Input for this task:

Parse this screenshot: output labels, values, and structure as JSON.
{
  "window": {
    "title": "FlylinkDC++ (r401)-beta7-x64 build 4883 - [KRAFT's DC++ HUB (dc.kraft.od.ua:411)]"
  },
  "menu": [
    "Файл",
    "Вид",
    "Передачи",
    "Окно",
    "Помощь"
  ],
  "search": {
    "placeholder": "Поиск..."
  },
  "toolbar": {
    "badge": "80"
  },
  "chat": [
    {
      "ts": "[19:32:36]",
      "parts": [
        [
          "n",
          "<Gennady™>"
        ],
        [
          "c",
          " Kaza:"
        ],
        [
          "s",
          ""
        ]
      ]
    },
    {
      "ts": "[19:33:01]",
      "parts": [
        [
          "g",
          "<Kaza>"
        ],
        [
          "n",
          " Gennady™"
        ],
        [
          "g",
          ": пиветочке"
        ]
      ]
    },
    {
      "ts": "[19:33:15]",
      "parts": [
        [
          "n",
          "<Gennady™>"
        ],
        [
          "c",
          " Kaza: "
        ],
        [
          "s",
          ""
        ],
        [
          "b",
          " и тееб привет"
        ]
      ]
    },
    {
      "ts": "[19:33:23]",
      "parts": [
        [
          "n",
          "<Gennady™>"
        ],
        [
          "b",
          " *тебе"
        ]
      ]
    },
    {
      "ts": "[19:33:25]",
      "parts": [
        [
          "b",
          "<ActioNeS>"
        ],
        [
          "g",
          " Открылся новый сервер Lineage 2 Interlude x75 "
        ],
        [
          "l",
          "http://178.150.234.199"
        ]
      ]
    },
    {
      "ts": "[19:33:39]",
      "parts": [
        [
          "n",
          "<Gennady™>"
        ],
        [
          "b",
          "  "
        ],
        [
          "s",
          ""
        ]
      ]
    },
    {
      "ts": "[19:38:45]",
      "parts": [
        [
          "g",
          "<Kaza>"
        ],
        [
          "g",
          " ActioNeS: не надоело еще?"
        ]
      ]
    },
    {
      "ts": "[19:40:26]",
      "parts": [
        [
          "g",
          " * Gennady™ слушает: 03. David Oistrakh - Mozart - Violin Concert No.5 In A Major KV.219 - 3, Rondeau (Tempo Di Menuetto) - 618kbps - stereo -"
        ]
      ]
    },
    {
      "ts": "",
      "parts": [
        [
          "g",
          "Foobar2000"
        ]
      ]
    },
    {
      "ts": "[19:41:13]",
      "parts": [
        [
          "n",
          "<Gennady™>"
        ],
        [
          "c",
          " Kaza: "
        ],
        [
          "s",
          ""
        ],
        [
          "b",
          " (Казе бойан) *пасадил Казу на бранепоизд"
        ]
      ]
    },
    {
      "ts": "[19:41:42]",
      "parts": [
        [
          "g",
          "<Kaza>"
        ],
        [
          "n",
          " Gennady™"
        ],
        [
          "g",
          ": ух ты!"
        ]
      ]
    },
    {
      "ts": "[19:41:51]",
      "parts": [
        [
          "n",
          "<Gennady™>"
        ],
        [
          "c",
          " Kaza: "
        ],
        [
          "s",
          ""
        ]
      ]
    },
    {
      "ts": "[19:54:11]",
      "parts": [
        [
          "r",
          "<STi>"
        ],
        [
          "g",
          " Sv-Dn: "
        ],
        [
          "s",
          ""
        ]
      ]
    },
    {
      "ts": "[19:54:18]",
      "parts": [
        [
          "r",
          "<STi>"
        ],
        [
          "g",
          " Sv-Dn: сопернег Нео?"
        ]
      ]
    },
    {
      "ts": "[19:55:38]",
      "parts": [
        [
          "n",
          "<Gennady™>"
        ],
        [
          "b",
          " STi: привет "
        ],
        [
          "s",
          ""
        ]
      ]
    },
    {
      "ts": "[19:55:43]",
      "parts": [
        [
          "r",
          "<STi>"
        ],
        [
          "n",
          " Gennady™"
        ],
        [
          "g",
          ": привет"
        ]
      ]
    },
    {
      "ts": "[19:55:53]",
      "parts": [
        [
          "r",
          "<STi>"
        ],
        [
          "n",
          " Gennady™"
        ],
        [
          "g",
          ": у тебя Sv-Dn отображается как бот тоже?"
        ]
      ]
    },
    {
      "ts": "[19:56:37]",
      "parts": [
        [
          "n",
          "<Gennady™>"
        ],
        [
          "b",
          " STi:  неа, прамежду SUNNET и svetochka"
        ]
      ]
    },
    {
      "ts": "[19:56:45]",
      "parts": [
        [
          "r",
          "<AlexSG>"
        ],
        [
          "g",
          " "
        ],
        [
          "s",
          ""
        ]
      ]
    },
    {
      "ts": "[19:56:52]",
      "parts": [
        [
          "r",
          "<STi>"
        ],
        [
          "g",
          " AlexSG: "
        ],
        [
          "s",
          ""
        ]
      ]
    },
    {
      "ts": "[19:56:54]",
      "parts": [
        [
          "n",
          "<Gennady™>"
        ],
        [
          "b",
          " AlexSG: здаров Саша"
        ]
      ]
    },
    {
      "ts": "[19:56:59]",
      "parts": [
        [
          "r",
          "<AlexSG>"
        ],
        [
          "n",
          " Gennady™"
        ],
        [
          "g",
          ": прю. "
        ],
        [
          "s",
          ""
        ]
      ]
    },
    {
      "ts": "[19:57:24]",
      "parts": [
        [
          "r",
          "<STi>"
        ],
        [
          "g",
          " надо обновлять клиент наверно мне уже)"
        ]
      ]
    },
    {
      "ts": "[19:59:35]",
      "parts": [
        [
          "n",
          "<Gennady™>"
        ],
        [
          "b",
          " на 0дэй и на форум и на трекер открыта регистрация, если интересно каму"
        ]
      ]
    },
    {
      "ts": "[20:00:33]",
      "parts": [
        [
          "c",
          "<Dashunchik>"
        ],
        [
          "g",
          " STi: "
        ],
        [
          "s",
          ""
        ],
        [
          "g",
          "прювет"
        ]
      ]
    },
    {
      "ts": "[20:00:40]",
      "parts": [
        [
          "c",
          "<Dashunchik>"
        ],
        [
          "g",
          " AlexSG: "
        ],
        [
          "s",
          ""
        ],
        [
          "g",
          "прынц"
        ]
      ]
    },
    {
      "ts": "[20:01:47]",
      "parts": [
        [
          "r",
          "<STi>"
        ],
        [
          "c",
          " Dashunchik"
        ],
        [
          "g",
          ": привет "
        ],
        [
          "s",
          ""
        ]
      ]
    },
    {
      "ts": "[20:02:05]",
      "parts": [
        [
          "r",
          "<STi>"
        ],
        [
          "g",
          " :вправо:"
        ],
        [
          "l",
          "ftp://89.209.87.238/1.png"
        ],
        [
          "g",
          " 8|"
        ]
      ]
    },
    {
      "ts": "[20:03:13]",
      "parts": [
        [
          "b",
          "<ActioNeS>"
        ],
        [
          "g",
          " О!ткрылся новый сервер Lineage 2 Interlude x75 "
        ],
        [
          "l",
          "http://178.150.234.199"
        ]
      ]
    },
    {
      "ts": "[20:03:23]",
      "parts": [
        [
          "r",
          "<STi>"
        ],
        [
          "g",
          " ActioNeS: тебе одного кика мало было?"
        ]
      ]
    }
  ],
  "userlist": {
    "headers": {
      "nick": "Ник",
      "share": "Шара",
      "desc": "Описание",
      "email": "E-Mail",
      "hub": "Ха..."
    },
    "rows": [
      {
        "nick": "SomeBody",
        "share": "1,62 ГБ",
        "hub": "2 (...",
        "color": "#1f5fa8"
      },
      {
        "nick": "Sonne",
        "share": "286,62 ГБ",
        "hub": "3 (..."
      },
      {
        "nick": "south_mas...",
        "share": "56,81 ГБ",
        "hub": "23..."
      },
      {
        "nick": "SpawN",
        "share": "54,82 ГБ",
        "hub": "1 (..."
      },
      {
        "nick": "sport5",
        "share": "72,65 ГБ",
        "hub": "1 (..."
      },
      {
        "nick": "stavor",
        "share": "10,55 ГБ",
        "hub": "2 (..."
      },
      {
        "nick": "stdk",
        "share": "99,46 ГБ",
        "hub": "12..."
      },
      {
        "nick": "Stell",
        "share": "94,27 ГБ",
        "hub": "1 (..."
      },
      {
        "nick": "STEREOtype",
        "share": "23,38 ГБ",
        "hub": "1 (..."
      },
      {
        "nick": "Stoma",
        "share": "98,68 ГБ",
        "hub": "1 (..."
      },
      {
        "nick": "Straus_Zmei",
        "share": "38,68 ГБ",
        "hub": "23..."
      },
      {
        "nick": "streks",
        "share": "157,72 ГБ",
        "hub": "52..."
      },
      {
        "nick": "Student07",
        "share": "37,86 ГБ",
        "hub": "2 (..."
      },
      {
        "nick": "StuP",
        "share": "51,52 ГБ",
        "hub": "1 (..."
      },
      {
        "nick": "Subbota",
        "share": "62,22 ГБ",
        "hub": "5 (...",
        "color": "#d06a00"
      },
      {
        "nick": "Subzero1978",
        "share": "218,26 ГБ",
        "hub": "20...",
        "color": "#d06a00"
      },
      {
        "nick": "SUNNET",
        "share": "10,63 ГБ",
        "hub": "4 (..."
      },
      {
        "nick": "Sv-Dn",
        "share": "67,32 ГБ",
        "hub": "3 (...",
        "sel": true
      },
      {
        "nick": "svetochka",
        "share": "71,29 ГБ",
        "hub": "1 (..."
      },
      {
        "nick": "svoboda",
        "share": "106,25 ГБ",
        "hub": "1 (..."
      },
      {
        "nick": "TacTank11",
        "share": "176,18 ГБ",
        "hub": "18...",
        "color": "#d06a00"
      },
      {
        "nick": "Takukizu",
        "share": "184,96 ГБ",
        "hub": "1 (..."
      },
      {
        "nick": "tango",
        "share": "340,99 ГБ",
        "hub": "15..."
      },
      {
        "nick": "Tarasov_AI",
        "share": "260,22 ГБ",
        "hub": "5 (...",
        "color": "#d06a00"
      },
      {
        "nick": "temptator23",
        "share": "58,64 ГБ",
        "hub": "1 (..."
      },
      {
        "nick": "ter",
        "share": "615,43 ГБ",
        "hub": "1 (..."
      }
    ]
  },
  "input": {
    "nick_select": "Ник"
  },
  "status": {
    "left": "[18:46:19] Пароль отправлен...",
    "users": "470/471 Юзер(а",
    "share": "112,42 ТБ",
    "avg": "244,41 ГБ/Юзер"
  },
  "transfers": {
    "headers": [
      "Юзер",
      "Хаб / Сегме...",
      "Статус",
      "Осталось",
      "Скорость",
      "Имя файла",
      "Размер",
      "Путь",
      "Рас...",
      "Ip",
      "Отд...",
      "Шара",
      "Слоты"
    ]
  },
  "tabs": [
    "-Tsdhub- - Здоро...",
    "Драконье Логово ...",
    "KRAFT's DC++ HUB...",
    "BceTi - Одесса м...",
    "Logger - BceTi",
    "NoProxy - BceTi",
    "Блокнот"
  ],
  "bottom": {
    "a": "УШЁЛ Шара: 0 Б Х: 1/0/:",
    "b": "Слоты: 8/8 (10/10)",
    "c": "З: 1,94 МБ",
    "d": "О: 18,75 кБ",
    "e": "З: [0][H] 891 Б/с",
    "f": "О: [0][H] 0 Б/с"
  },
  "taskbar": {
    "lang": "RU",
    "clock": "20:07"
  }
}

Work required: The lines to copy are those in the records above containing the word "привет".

Written solution:
          " и тееб привет"
          " STi: привет "
          ": привет"
          ": привет "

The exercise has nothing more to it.